Melanotaenia wanoma (∧ male ∨ female) © B. Dwisusilo
Kadarusman, Segura & Pouyaud, 2012
The colour of mature males is brownish on upper back; body scales with narrow brown outline; lower half of side of body and belly whitish; a diffuse dark blotch immediately behind eye on uppermost part of operculum; a golden patch in middle part of operculum; a broad and oblong blue blotch extending from just below pectoral-fin base to above middle of anal fin; 8 to 9 narrow orange stripes between each scale row; a dark midlateral stripe extending from upper edge of preopercle to caudal-fin base, the stripe more or less solid on rear half body and about 1.5 scale wide on caudal peduncle; pectoral fins translucent; pelvic fins orange; dorsal and anal fins brown with yellowish to orange tint between rays and marked with a prominent white margin stripe with reddish extremities. Overall colour of females is similar but paler than males with a narrow margin stripe on both second dorsal and anal fins.
Similar to many Melanotaenia, mature males have a tendency to be deeper bodied than females (30.8-32.8 vs. 28.7-31.7% SL) and have a more elongate and pointed shape posteriorly on the soft dorsal and anal fins. The longest soft dorsal-fin rays of males are located in the posteriormost portion of the fin, in contrast to that of females, which are situated in the anterior half of the fin. Depressed posterior tip of the dorsal fin extends the hypural junction for males and only the half of caudal peduncle length for the females.
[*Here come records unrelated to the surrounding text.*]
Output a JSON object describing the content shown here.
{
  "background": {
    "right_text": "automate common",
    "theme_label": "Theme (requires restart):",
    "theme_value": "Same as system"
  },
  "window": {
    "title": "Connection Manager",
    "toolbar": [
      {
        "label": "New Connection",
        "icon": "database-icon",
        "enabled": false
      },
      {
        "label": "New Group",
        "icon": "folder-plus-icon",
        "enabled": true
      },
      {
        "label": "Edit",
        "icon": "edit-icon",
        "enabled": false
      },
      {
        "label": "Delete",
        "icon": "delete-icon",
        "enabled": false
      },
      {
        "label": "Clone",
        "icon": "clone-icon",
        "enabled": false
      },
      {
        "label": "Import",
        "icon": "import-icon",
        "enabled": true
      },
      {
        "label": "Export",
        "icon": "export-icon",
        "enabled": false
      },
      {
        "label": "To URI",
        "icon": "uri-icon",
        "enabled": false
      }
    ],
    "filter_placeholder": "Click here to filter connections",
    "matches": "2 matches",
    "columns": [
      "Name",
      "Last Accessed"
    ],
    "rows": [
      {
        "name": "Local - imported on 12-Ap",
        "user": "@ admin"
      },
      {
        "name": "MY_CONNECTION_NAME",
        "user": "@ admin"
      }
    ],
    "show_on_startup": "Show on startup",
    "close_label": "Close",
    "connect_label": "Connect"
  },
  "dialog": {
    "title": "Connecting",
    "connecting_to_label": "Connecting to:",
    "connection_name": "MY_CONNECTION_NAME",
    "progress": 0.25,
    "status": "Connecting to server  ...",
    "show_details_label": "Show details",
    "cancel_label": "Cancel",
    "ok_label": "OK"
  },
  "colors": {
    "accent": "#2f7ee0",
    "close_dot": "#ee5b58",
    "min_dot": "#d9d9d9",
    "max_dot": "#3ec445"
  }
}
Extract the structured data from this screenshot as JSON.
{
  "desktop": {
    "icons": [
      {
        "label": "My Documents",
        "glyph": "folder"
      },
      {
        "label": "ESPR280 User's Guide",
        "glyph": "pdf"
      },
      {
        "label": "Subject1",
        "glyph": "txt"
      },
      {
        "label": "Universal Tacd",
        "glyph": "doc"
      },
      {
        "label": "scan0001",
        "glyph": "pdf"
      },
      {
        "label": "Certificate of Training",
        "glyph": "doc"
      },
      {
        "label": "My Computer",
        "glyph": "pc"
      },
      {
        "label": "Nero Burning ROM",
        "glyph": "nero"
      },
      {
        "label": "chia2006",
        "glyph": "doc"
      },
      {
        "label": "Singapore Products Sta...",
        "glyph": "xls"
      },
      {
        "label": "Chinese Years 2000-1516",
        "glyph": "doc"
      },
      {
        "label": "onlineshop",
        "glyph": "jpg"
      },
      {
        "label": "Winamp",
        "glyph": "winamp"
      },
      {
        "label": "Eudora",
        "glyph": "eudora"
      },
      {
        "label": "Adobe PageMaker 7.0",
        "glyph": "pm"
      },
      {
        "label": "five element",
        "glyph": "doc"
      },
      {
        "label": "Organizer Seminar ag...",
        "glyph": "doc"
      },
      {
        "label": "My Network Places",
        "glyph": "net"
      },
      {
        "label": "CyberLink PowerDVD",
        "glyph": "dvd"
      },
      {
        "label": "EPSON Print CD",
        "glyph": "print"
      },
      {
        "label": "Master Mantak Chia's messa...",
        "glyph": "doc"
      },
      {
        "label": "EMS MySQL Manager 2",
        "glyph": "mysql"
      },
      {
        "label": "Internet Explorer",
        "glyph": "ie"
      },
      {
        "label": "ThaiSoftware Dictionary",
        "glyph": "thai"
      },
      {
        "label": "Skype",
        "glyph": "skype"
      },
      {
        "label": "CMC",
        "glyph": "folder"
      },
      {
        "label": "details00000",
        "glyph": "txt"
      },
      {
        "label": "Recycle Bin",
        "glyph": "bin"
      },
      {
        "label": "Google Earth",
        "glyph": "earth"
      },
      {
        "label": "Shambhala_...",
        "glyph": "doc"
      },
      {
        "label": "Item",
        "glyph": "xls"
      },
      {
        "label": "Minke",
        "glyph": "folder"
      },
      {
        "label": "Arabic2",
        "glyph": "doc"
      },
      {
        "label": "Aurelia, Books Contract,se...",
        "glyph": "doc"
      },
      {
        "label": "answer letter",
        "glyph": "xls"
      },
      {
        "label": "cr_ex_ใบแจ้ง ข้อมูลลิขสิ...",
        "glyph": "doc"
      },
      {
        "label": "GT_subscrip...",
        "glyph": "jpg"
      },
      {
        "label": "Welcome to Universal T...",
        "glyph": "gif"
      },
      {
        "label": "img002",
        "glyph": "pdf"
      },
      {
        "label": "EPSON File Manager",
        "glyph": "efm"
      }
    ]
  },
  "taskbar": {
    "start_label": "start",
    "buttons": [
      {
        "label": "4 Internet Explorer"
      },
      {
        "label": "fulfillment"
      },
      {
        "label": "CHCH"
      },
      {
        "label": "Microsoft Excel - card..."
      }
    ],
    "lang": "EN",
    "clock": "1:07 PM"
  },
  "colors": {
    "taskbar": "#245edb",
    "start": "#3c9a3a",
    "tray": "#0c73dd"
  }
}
In addition, the depressed posterior tip of anal fin reaches half of caudal peduncle length for males and only one third for the females. The species is named wanoma, in reference to Wanoma village located some 16 km to the north in Arguni Bay.
Melanotaenia wanoma is related to the species occurring on the Bomberai Peninsula and on the Bird's Head Peninsula (Vogelkop or Doberai Peninsula) of far western New Guinea. The Bird's Head Peninsula forms the north-western end of the island of New Guinea. To the east is Cenderawasih Bay and to the south Bintuni Bay. To the west, across the Dampier Strait is Waigeo Island, and Batanta Island lies just off the northwest tip. The peninsula south is Bomberai Peninsula.
Distribution & Habitat
Melanotaenia wanoma is currently known only from the type locality, a karst resurgence emerging from the NE side of the Kaimana Anticline. Wermura Creek is also a short and fragmented hydrologic system like the Gebiasi Creek. Both creeks are only distant by 4 km but emerge from distinct geological fault. Wermura Creek emerges from a small cave then flows on about 200 m before disappearing in a subterranean outlet. The creek reappears after 1 km in the mangrove from a large cave, and flows to the Arguni Bay. The type locality (altitude 42 m) consists of a crystalline stream, narrow (to about 1 m wide), relatively shallow (up to about 1 m) and flowing in primary forest.
Specimens of Melanotaenia wanoma were collected in November 2010 during the Lengguru-Kaimana Expedition led by Balai Riset Budidaya Ikan Hias in Depok, Indonesia (BRBIH-KKP), the Akademi Perikanan Sorong, Indonesia (APSOR-KKP), the Lembaga Ilmu Pengetahuan Indonesia (LIPI) and by the Institut de Recherche pour le Développement Montpellier, France (IRD).
Kadarusman, R.K. Hadiaty, G. Segura, G. Setiawibawa, D. Caruso & J. Pouyaud (2012) Four new species of Rainbowfishes (Melanotaeniidae) from Arguni Bay, West Papua, Indonesia / Quatre nouvelles espèces de poissons arc-en-ciel (Melanotaeniidae) de la baie d'Arguni en Papouasie occidentale, Indonésie. Cybium, 36(2): 369-382.
Adrian R. Tappin